_EXTRACTED ENTRIES_
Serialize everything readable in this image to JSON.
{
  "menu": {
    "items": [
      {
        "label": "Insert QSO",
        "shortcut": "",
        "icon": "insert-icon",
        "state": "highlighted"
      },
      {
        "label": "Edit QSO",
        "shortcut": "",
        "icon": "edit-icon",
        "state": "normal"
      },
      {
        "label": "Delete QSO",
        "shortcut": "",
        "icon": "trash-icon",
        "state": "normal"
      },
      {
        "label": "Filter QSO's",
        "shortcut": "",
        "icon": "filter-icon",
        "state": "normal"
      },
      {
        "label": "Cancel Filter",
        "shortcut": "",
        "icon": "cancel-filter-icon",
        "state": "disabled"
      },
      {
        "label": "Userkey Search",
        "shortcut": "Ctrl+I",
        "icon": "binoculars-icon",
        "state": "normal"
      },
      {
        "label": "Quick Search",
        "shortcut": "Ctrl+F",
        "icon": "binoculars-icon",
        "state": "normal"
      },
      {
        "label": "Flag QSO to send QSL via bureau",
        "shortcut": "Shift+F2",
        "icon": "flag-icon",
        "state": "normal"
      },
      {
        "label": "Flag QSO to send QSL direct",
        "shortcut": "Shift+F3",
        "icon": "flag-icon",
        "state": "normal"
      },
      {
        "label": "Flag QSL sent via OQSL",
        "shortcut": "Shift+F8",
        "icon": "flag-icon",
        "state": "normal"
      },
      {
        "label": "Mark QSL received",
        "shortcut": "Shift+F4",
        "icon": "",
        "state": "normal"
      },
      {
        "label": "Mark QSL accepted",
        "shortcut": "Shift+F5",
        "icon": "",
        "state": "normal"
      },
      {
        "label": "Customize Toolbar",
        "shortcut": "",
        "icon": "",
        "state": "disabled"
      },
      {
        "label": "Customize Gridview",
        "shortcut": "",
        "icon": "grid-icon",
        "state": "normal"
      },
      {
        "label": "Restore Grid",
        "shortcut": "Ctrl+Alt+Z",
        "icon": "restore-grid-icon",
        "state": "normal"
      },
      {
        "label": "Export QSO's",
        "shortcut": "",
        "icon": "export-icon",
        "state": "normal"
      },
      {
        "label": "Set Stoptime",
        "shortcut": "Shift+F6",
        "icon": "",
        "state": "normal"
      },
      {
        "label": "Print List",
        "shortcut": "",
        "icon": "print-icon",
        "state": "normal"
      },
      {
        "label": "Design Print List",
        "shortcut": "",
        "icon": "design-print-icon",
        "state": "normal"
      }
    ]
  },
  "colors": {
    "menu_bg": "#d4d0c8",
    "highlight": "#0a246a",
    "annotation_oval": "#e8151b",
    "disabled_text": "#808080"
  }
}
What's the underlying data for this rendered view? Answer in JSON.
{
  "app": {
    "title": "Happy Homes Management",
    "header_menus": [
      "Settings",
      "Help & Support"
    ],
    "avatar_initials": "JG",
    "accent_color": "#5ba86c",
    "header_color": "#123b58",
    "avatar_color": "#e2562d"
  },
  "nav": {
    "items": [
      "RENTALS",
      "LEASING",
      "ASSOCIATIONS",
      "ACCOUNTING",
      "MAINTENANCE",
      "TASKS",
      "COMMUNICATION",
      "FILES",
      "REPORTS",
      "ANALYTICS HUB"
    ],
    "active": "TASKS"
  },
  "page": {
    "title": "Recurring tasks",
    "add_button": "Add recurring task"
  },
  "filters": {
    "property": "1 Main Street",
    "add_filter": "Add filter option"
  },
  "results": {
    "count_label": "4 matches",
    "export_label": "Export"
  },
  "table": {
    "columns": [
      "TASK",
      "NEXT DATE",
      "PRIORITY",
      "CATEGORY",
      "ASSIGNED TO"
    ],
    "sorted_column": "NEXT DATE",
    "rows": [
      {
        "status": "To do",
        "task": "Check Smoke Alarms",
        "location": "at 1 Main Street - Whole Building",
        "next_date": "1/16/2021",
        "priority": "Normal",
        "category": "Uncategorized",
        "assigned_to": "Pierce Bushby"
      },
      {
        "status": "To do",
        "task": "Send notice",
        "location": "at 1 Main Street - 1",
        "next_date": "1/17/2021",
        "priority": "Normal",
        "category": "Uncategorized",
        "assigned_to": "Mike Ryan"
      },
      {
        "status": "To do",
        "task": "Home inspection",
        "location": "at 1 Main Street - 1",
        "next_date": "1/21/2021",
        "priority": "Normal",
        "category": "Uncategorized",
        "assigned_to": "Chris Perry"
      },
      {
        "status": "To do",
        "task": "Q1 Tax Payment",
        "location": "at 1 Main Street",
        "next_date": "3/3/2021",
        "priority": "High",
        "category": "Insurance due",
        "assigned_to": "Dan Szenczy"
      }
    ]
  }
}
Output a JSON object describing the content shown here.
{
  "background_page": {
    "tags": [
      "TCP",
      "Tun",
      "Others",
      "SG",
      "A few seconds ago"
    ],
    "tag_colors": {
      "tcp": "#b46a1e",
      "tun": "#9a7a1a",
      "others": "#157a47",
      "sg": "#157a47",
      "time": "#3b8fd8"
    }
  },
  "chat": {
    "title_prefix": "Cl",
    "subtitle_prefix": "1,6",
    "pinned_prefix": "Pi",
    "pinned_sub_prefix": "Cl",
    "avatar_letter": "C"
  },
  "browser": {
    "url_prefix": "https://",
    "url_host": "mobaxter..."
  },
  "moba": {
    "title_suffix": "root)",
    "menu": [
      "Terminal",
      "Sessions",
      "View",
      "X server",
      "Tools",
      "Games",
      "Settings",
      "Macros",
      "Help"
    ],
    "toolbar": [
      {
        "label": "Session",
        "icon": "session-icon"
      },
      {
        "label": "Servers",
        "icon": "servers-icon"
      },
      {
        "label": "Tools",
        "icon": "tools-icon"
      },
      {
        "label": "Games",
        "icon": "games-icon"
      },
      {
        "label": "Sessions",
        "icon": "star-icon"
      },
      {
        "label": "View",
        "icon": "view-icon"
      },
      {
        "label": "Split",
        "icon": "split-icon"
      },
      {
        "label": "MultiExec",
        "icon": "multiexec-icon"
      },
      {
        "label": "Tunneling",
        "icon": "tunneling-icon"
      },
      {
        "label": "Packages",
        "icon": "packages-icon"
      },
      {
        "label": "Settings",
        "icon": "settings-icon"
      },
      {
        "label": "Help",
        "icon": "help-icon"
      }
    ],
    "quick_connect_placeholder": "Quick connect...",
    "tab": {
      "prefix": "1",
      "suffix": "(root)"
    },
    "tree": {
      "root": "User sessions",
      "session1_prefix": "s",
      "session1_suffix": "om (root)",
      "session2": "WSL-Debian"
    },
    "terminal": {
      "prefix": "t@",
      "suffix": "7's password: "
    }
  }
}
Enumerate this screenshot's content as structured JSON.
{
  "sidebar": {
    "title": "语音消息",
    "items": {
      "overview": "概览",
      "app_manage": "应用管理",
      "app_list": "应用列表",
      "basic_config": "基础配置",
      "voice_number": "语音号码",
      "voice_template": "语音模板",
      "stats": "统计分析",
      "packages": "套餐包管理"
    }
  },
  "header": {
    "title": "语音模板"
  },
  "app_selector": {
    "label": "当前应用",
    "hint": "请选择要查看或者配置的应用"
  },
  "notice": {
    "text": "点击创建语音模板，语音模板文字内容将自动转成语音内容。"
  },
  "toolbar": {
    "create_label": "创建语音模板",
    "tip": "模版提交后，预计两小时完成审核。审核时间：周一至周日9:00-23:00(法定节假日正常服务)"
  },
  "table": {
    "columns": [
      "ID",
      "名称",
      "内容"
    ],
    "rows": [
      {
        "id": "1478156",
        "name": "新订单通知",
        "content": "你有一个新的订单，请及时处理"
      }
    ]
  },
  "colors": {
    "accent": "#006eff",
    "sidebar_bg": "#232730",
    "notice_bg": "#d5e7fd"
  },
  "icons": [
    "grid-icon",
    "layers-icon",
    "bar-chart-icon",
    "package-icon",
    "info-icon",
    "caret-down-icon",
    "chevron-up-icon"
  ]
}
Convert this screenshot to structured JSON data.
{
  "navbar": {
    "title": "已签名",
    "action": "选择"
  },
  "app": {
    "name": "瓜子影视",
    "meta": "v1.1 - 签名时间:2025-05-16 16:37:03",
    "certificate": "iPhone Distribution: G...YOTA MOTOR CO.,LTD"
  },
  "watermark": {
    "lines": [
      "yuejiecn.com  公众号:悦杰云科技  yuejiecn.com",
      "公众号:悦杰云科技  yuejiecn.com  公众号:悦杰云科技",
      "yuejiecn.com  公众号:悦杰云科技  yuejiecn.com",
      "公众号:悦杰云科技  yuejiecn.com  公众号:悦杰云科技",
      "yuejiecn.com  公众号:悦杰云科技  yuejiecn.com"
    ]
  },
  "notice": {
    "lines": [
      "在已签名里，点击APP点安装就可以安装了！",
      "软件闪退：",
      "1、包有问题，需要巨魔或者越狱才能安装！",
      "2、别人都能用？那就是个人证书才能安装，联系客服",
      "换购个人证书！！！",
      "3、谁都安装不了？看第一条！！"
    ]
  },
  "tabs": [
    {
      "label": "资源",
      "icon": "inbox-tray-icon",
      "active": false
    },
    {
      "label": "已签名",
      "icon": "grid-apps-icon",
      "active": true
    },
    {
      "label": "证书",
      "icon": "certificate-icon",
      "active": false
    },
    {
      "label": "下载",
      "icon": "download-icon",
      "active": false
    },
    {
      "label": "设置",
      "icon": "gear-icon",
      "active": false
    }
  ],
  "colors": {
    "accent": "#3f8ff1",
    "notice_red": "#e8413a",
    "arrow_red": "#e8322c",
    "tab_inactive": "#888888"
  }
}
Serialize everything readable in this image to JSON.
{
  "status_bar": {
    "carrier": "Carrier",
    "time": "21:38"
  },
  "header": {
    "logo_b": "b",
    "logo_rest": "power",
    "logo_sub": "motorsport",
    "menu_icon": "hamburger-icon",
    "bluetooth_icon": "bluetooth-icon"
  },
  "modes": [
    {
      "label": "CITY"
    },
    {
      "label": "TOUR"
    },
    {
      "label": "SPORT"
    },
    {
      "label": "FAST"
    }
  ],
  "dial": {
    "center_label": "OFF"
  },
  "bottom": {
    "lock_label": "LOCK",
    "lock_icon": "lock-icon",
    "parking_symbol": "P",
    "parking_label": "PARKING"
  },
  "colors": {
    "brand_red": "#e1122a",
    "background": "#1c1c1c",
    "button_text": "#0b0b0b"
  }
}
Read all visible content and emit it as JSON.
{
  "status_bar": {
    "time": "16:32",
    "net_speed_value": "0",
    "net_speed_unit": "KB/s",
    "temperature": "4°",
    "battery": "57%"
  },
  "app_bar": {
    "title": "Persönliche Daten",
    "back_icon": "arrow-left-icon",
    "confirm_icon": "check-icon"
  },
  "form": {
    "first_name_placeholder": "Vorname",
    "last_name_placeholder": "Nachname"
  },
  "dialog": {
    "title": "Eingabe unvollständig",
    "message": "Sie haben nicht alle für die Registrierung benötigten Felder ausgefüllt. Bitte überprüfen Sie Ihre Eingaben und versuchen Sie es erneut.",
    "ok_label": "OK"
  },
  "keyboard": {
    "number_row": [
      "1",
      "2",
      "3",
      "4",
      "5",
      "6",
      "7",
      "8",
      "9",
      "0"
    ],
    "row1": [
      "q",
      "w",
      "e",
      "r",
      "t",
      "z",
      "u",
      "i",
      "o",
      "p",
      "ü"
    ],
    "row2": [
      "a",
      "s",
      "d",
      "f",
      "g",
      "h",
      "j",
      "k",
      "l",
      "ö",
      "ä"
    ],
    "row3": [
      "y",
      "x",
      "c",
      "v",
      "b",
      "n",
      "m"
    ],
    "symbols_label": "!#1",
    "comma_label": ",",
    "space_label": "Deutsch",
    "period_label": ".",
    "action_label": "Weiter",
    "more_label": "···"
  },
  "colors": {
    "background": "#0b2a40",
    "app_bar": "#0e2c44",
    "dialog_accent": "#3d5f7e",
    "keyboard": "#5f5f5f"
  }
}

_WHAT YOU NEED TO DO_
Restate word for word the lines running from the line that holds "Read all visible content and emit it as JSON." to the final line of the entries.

_REPLY TO THE TASK_
Read all visible content and emit it as JSON.
{
  "status_bar": {
    "time": "16:32",
    "net_speed_value": "0",
    "net_speed_unit": "KB/s",
    "temperature": "4°",
    "battery": "57%"
  },
  "app_bar": {
    "title": "Persönliche Daten",
    "back_icon": "arrow-left-icon",
    "confirm_icon": "check-icon"
  },
  "form": {
    "first_name_placeholder": "Vorname",
    "last_name_placeholder": "Nachname"
  },
  "dialog": {
    "title": "Eingabe unvollständig",
    "message": "Sie haben nicht alle für die Registrierung benötigten Felder ausgefüllt. Bitte überprüfen Sie Ihre Eingaben und versuchen Sie es erneut.",
    "ok_label": "OK"
  },
  "keyboard": {
    "number_row": [
      "1",
      "2",
      "3",
      "4",
      "5",
      "6",
      "7",
      "8",
      "9",
      "0"
    ],
    "row1": [
      "q",
      "w",
      "e",
      "r",
      "t",
      "z",
      "u",
      "i",
      "o",
      "p",
      "ü"
    ],
    "row2": [
      "a",
      "s",
      "d",
      "f",
      "g",
      "h",
      "j",
      "k",
      "l",
      "ö",
      "ä"
    ],
    "row3": [
      "y",
      "x",
      "c",
      "v",
      "b",
      "n",
      "m"
    ],
    "symbols_label": "!#1",
    "comma_label": ",",
    "space_label": "Deutsch",
    "period_label": ".",
    "action_label": "Weiter",
    "more_label": "···"
  },
  "colors": {
    "background": "#0b2a40",
    "app_bar": "#0e2c44",
    "dialog_accent": "#3d5f7e",
    "keyboard": "#5f5f5f"
  }
}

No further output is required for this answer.